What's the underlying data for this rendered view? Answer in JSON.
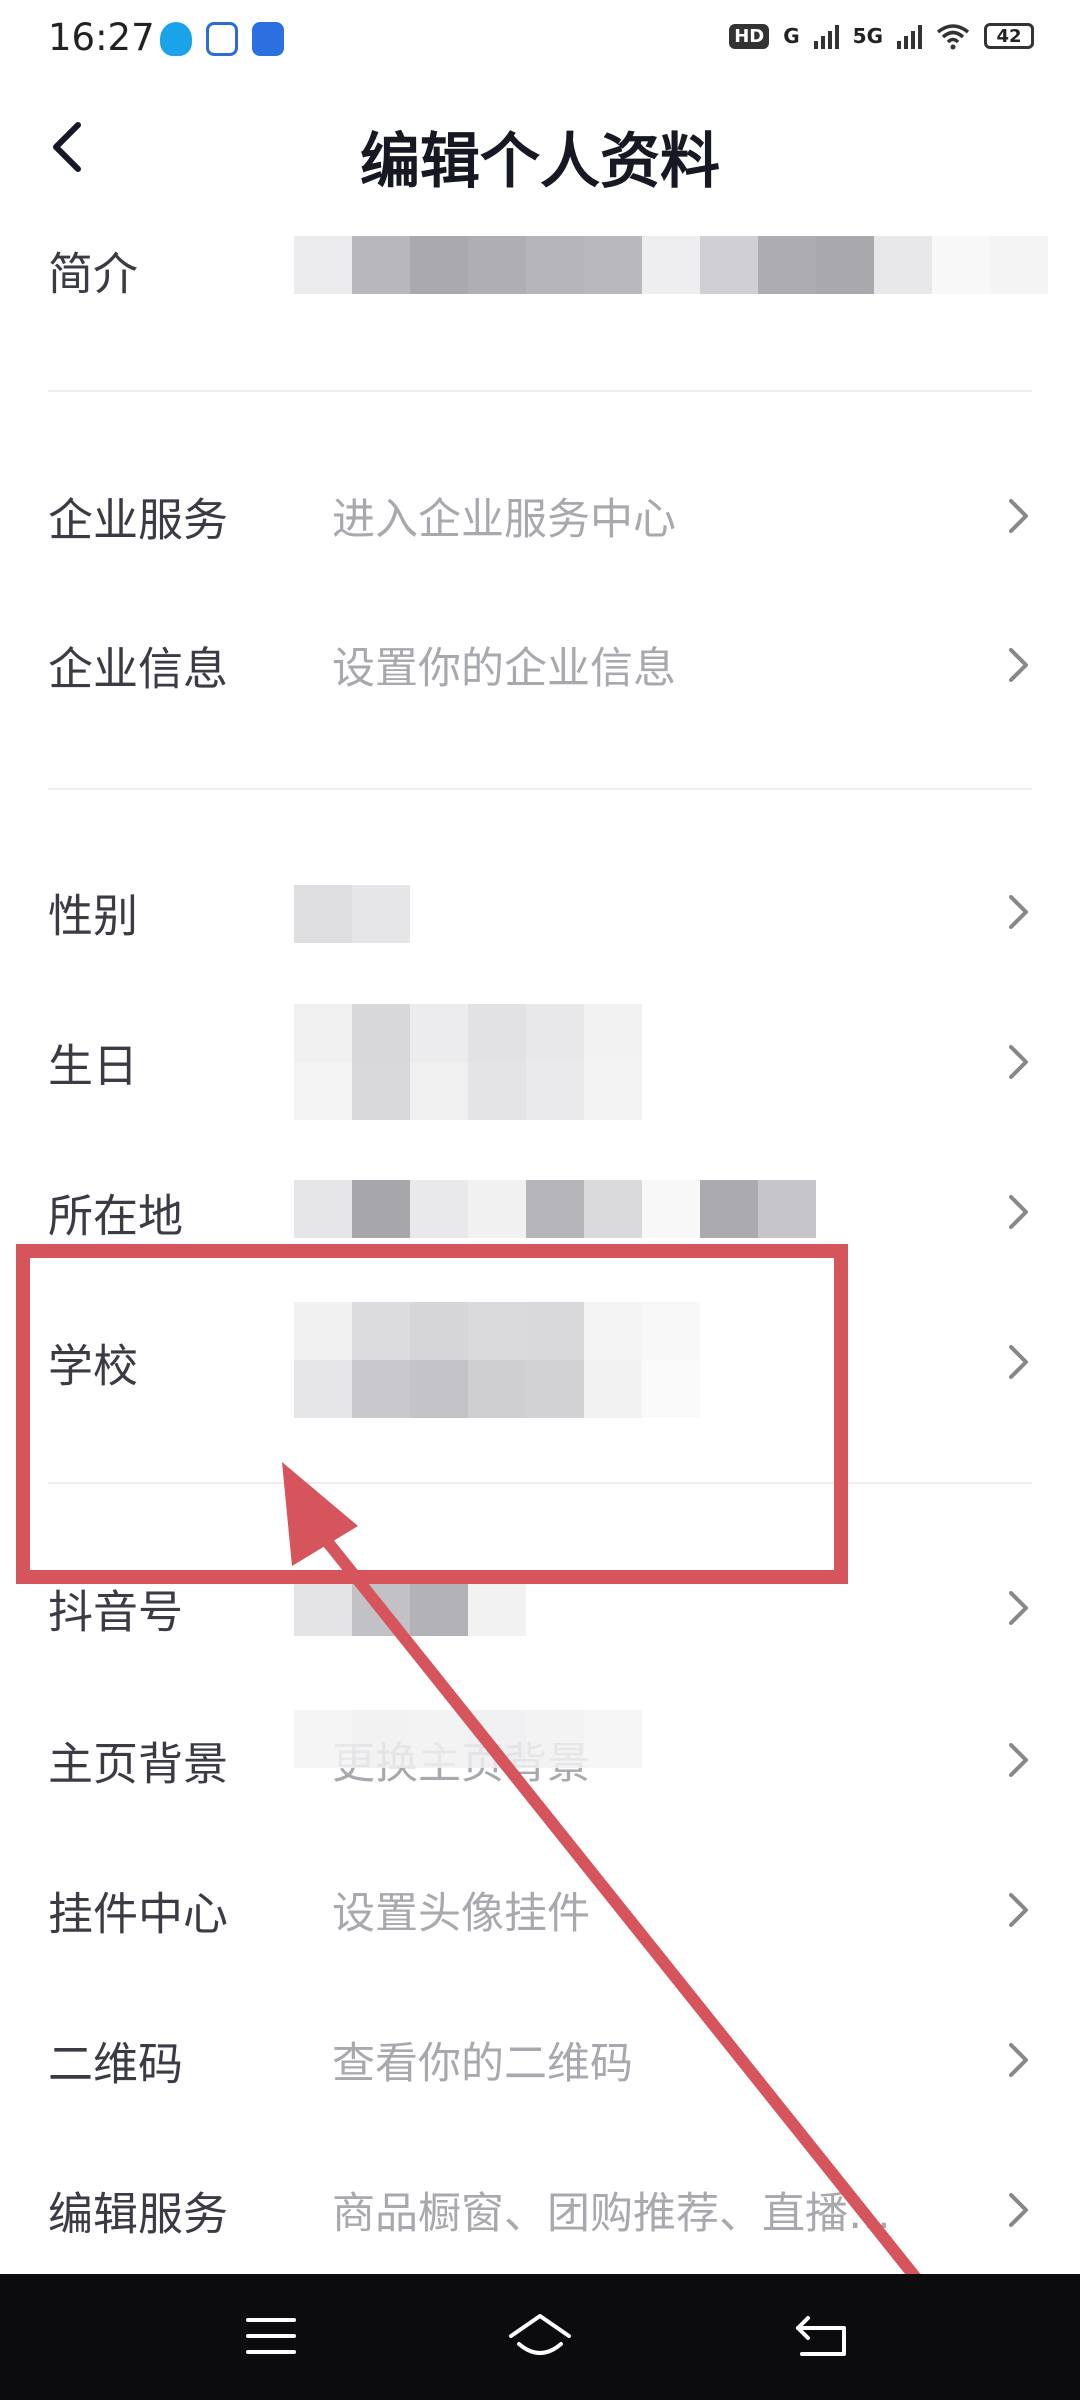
{
  "status_bar": {
    "time": "16:27",
    "hd": "HD",
    "net1": "G",
    "net2": "5G",
    "battery": "42"
  },
  "header": {
    "title": "编辑个人资料"
  },
  "rows": [
    {
      "label": "简介",
      "value": ""
    },
    {
      "label": "企业服务",
      "value": "进入企业服务中心"
    },
    {
      "label": "企业信息",
      "value": "设置你的企业信息"
    },
    {
      "label": "性别",
      "value": ""
    },
    {
      "label": "生日",
      "value": ""
    },
    {
      "label": "所在地",
      "value": ""
    },
    {
      "label": "学校",
      "value": ""
    },
    {
      "label": "抖音号",
      "value": ""
    },
    {
      "label": "主页背景",
      "value": "更换主页背景"
    },
    {
      "label": "挂件中心",
      "value": "设置头像挂件"
    },
    {
      "label": "二维码",
      "value": "查看你的二维码"
    },
    {
      "label": "编辑服务",
      "value": "商品橱窗、团购推荐、直播…"
    }
  ],
  "icons": {
    "back": "chevron-left-icon",
    "row_arrow": "chevron-right-icon"
  },
  "colors": {
    "annotation": "#d6555d",
    "nav_bar": "#0c0c0e"
  }
}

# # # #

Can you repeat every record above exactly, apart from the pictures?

• **Exercise answer**:
What's the underlying data for this rendered view? Answer in JSON.
{
  "status_bar": {
    "time": "16:27",
    "hd": "HD",
    "net1": "G",
    "net2": "5G",
    "battery": "42"
  },
  "header": {
    "title": "编辑个人资料"
  },
  "rows": [
    {
      "label": "简介",
      "value": ""
    },
    {
      "label": "企业服务",
      "value": "进入企业服务中心"
    },
    {
      "label": "企业信息",
      "value": "设置你的企业信息"
    },
    {
      "label": "性别",
      "value": ""
    },
    {
      "label": "生日",
      "value": ""
    },
    {
      "label": "所在地",
      "value": ""
    },
    {
      "label": "学校",
      "value": ""
    },
    {
      "label": "抖音号",
      "value": ""
    },
    {
      "label": "主页背景",
      "value": "更换主页背景"
    },
    {
      "label": "挂件中心",
      "value": "设置头像挂件"
    },
    {
      "label": "二维码",
      "value": "查看你的二维码"
    },
    {
      "label": "编辑服务",
      "value": "商品橱窗、团购推荐、直播…"
    }
  ],
  "icons": {
    "back": "chevron-left-icon",
    "row_arrow": "chevron-right-icon"
  },
  "colors": {
    "annotation": "#d6555d",
    "nav_bar": "#0c0c0e"
  }
}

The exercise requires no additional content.